JOHN DIMSDALE: CNBC reports JP Morgan Chase has begun "very preliminary" talks about buying another big mortgage lender: Washington Mutual. Industry consultant Bert Ely says this bonanza of bank buying is a direct result of the housing downturn and mortgage loans gone bad.
JACK ELY: Anytime there are problems in any kind of industry, the weak get acquired by the strong. This is kinda like who's going to have a seat when the music stops. And I can assure you the investment bankers are falling all over themselves trying to put deals together.

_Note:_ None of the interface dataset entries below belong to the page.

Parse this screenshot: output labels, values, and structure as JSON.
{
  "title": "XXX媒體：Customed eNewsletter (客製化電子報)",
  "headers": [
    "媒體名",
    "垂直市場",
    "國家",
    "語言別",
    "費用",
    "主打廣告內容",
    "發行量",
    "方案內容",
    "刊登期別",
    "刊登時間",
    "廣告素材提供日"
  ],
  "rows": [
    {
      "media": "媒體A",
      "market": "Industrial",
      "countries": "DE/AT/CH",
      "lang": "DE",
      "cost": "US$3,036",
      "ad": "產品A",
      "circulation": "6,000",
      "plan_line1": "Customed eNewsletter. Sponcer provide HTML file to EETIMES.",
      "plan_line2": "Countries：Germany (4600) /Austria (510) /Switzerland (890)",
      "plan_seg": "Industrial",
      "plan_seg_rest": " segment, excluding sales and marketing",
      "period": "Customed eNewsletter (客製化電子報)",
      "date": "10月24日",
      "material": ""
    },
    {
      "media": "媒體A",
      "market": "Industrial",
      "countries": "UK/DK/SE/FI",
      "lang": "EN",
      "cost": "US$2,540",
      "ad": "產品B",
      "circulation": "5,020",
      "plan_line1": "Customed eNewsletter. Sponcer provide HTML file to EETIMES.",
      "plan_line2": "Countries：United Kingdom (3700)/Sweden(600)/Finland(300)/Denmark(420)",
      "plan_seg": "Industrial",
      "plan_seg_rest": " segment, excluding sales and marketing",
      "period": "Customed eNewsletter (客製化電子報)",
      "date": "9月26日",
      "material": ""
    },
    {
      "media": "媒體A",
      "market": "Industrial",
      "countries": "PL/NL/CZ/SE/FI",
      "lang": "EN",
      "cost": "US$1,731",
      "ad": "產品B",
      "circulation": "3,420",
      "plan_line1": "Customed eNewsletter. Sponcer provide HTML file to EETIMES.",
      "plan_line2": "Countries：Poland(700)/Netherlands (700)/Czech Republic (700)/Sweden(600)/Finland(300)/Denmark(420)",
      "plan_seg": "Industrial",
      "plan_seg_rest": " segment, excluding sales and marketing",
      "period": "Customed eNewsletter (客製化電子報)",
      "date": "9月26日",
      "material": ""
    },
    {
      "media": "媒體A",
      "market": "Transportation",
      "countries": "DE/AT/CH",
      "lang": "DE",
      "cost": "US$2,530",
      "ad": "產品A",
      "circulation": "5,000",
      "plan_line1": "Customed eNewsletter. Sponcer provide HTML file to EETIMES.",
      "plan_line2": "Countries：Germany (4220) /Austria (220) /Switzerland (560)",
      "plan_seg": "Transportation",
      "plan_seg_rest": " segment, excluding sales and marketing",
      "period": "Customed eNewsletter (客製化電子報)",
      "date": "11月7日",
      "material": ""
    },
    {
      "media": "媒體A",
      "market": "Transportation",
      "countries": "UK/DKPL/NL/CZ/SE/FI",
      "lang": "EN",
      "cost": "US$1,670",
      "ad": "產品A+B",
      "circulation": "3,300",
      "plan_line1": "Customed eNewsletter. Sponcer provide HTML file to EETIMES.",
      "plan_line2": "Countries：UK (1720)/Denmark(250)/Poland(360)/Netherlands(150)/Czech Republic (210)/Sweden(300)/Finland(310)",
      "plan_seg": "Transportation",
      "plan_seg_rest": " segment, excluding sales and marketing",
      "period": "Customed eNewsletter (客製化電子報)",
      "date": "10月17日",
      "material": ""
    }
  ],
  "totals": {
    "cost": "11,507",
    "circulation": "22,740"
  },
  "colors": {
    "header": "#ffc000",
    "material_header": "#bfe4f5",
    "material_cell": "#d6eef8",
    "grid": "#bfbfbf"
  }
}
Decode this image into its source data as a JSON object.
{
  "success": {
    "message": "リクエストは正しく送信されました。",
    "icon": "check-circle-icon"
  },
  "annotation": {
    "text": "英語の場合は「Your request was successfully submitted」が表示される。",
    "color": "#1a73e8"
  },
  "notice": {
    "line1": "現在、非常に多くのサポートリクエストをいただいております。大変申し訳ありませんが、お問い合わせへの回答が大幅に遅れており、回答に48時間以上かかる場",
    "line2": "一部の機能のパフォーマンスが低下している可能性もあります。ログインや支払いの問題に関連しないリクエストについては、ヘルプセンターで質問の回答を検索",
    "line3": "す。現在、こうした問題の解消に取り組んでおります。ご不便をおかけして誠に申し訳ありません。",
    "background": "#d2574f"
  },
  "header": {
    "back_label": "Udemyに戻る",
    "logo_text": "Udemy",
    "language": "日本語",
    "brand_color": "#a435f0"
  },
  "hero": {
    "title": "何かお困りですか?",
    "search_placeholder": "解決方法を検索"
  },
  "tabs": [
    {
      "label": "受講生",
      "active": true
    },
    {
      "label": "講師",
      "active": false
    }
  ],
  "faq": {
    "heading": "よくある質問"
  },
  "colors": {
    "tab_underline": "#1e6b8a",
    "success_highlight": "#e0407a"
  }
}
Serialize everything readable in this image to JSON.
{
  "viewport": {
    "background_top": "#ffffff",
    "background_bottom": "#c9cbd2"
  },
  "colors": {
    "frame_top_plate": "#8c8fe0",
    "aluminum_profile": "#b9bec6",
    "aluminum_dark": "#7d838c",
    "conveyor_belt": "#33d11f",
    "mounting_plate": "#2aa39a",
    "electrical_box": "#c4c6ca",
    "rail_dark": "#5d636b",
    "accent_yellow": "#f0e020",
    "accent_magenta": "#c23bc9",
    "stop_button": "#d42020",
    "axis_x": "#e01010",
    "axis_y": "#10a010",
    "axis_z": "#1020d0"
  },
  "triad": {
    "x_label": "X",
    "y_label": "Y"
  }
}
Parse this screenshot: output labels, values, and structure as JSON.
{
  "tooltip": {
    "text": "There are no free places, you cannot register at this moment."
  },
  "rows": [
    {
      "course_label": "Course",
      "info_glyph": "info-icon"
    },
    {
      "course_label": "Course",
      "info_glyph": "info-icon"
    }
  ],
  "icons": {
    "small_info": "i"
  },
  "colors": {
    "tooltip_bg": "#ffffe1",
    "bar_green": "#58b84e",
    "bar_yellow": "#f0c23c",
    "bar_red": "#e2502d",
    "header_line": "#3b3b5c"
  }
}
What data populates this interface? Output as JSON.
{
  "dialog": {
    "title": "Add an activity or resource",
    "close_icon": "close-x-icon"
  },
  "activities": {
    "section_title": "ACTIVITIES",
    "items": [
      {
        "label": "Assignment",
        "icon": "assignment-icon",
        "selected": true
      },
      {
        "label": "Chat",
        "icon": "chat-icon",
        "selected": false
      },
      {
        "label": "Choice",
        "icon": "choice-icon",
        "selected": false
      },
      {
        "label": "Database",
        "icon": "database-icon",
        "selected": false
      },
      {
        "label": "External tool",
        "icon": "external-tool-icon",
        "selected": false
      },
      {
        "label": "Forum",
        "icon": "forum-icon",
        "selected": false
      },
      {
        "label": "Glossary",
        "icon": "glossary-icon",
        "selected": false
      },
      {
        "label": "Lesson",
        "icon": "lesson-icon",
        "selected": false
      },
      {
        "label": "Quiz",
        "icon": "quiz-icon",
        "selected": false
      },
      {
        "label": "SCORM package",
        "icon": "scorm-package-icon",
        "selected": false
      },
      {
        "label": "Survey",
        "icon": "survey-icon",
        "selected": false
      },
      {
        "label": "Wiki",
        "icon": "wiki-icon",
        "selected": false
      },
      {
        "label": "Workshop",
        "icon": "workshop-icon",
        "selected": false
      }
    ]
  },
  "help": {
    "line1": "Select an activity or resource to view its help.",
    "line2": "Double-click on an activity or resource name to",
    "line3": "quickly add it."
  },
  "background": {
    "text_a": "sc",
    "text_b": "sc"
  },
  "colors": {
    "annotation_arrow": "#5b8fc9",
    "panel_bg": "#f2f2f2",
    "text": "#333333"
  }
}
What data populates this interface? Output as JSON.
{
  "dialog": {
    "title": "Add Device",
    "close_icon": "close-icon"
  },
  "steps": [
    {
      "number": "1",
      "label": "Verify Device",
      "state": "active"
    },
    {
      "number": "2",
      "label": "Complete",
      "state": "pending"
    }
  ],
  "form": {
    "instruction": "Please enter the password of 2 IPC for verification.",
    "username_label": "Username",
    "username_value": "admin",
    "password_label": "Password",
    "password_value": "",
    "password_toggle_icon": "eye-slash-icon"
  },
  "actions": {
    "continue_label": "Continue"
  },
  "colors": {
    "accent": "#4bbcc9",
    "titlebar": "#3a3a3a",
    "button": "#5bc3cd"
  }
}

Bank of America executives say they got Countrywide's mortgage business at a good price since the company's stock value has fallen nearly 90 percent over the past year. But analyst Jane D'Arista at the Financial Market Center says Federal Reserve regulators should be worried that bigger banks could become an even bigger liability as the Fed continues to lend them cheap cash.
JANE D'ARISTA: The unintended consequences could be quite substantial in terms of too big to fail. I mean, they're moving closer into the bosom of the Fed as it is. Is the Fed really able to deal with the financial crises at these levels? Over time it may be that the Fed is not able to be there for them in the way that it has in the past.
And the President of the Service Employees International Union, Andy Stern, today called on the government to nix the deal.
ANDY STERN: The bigger the banks get, the worse it gets for people in communities. Higher credit card rates. It's meant higher fees. It's meant financial schemes like subprime mortgage.
But by taking on Countrywide's bad loans, Bank of America could be saving regulators the huge headache of a taxpayer-financed bailout. Even though the government has been working with banks to ease the mortgage crunch, the Treasury Department today denied it encouraged Bank of America to take over Countrywide.
In Washington, I'm John Dimsdale for Marketplace.